Real problems are only lamented and never seriously addressed. Unfortunately, we have an election to get through first.
Unfortunately, history suggests these militias are unreliable allies; partners of convenience, at best, driven by sectarian rivalries but united in mistrust of the West.
Trudeau promises relief from the tiresome and hateful bickering that constitutes political discourse—a discourse grown more crude and savage during the Harper years.
As a response to villainous foreign regimes and their brutal suppression of women, and detested minorities it is pretty anemic.
Early polls suggest Liberal Leader Justin Trudeau will win youth support, but lose seniors with his support for legalization—but that, for a significant majority, pot will not be a ballot box question in 2015.
Of all the oil pipelines on offer these days, none are as politically provocative, environmentally menacing, difficult to build, and—to use the technical term—totally nutty, as the Northern Gateway.
Prime Minister Stephen Harper doesn’t waste time explaining. His leadership style is authoritarian, arrogant, and sometimes hostile. It shouldn’t work, but, so far, it has.
It’s time we started exposing and embarrassing the cheaters, not just their victims.
Prime Minister Stephen Harper has refused to enrich the Canada Pension Plan, which currently pays a maximum of $12,500 annually to those who contribute during their working years.
Pauline Marois is trying, with some success, to ride to victory on the backs of Quebec’s religious minorities by appealing to inchoate fears, particularly in rural Quebec, of Islamic fundamentalism.
The proposed Quebec charter of values is a petty, mean-spirited, dangerous and unnecessary piece of legislation unworthy of Canada and, if it passes, deeply damaging to Quebec’s reputation.
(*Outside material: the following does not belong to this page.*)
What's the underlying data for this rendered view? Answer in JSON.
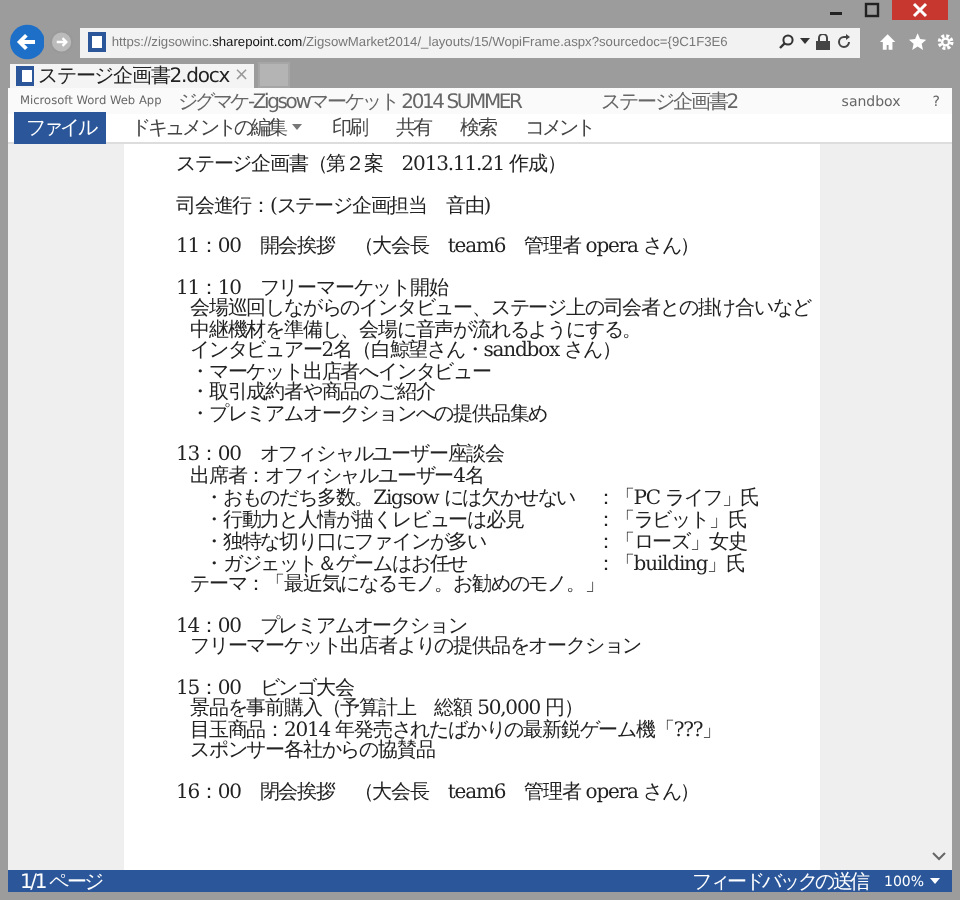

Now why doesn’t someone in Ottawa say so?
If there is never an appetite for overall tax increases, a case can be made for targeted hikes.
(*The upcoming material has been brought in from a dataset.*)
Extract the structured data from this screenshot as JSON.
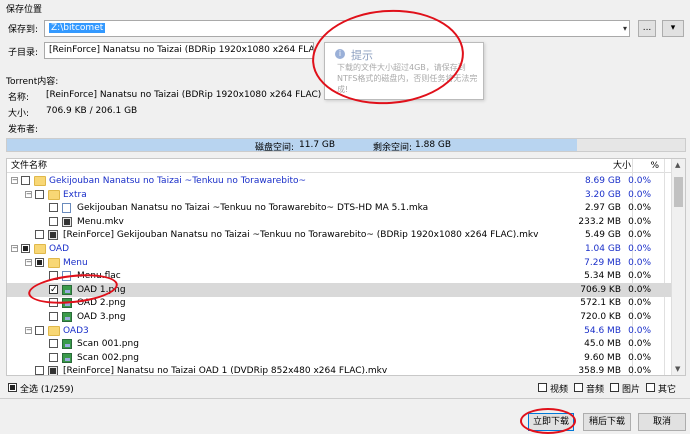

Finance Minister Jim Flaherty risks becoming too dangerously interesting for the Harper Cabinet.